Federal budget issues are often debated at high volume. It seems like either the all-powerful liberals have been raising taxes and spending to unprecedented and unbearably high levels, or the all powerful conservatives have been slashing spending and taxes to unprecedented and unbearably low levels. Thus, I always smile a bit in looking at actual budget numbers over the last half-century or so, which reveal a remarkably level of consistency over time. For some recent specifics, turn to
The Budget and Economic Outlook: 2015 to 2025, just published by the Congressional Budget Office.
For simplicity and clarity, focus on federal spending and taxes expressed as a share of GDP in each year. Then, here\’s a figure showing the pattern over time.

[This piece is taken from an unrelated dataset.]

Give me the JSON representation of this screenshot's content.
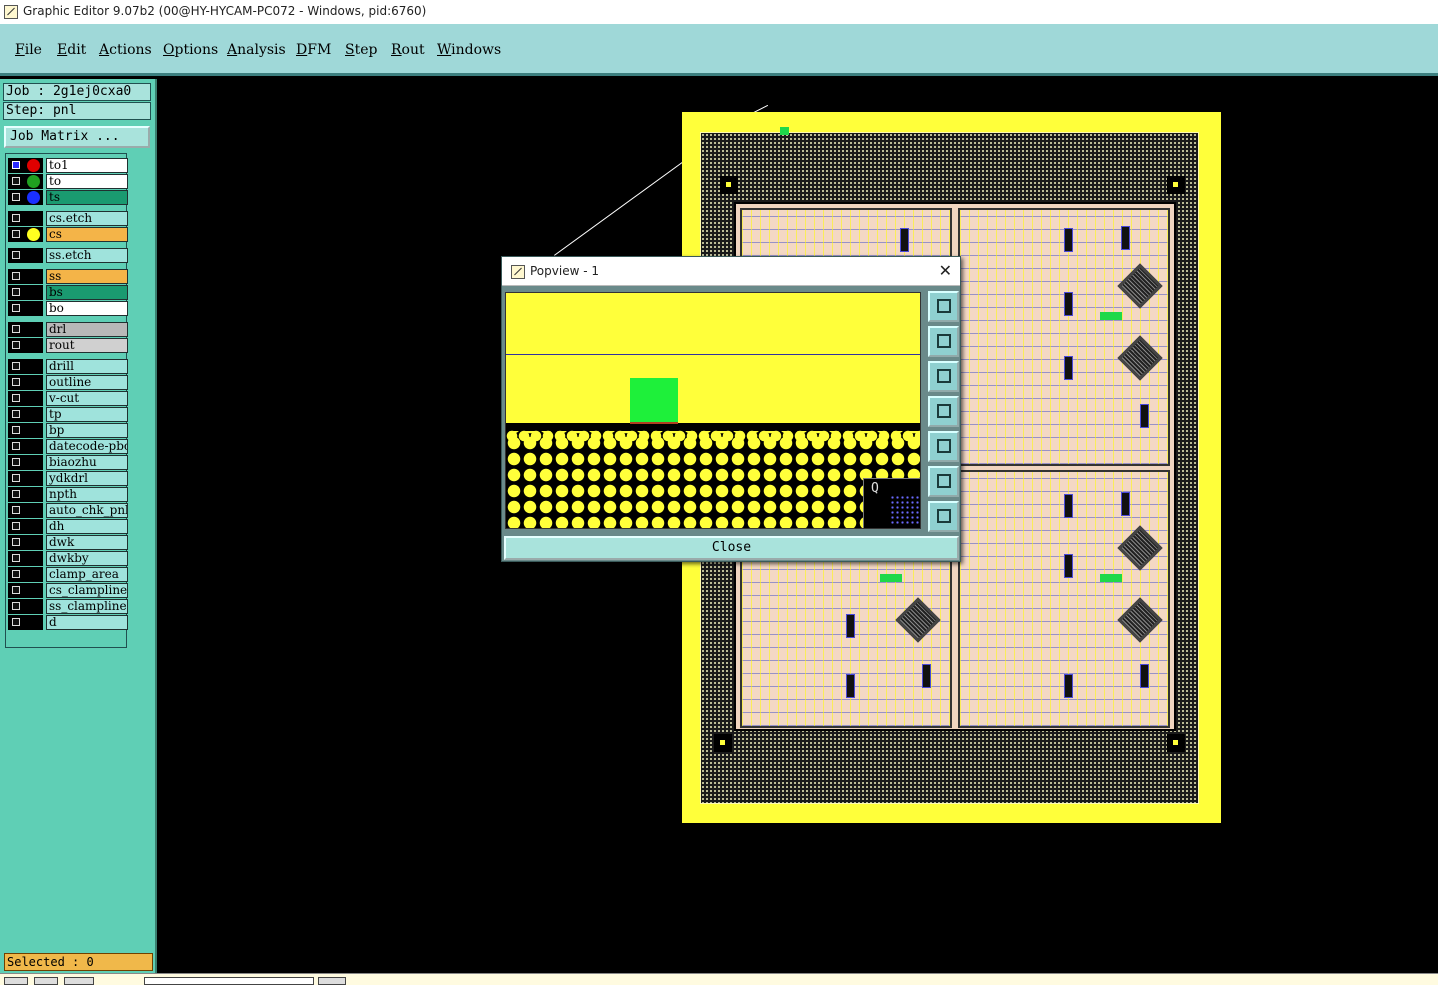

The blue line shows outlays, which average 20.1% of GDP over the period from 1965-2014. The green line shows average federal revenues, which average 17.4% of GDP over that same half-century. In 2014, federal spending was 20.3% of GDP and federal revenue was 17.5% of GDP, almost bang-on their historical averages.
Now, it\’s true that expressing the totals as a share of GDP can be a little misleading. After all, the GDP for 2015 will be about $18 trillion, so while a movement of 1 percentage point on the vertical axis might look small, it represents $180 billion in spending or taxes–certainly enough to be worth a lively political dispute.
On the other hand, the figure put many of the major budget movements of the last few decades into a long-run perspective. For example, you can see the early 1980s combination of tax cuts and higher defense spending under President Reagan, You can see in the 1990s how a combination of a buoyant \”new economy,\” along with tax increases on those with high incomes, lower defense spending, and less need for government services led to a few years of budget surpluses. You can see the Bush tax cuts in the early 2000s. You can see the extraordinary drop in tax revenues during the Great Recession from 2007-2009, and the extraordinary increase in federal spending in an attempt to stimulate the U.S. economy. And even after all those changes, as the U.S. economy has staggered back toward recovery in the last few years, federal spending and taxes by 2014 returned to their historical averages.
Of course, this descrption of long-run averages offers no reason to assume that the long-run levels of spending and taxes are optimal, or that the composition of spending on one side or taxes on the other side should not be adjusted. But it does suggest that the political forces pushing on federal taxes and spending have tended to balance each other out over the last five decades.